START INFORMATION

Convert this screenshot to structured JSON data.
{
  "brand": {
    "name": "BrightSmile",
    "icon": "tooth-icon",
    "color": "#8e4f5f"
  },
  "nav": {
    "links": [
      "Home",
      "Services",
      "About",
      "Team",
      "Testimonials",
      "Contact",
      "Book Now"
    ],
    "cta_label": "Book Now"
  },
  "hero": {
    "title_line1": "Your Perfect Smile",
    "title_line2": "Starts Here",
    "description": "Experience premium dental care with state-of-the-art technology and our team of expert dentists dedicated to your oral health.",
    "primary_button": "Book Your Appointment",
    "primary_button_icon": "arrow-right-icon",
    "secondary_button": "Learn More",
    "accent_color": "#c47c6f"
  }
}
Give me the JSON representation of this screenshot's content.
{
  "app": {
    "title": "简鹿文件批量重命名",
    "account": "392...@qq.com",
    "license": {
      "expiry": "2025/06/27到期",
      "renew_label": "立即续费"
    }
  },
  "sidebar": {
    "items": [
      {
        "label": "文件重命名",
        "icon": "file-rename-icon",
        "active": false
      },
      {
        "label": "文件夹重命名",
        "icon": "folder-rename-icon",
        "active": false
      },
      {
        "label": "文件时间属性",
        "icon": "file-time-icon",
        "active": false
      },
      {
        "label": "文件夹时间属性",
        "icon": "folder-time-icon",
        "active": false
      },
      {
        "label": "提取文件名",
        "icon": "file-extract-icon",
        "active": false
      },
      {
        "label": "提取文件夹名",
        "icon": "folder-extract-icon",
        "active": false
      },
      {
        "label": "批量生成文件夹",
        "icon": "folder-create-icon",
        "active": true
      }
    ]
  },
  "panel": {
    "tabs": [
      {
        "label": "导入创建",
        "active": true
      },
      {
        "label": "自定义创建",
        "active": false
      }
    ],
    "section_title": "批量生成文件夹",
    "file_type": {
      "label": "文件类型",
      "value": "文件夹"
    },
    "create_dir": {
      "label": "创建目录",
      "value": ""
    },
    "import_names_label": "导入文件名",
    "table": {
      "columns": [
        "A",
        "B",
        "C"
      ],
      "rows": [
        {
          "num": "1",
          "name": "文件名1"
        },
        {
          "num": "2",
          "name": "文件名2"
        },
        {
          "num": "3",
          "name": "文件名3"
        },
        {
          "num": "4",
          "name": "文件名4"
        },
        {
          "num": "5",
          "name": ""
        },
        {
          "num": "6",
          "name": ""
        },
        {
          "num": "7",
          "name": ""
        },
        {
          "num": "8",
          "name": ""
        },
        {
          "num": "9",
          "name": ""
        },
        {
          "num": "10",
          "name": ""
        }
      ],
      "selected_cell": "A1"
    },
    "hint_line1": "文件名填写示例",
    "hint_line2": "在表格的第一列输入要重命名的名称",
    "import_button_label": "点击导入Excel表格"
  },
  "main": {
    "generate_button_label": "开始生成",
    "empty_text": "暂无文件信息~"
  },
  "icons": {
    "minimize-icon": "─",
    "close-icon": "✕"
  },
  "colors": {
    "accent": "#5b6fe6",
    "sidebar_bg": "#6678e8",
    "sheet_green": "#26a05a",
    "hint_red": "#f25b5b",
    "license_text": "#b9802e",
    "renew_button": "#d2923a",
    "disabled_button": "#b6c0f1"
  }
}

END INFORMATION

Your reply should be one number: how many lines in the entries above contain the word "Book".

**TASK ANSWER:** 3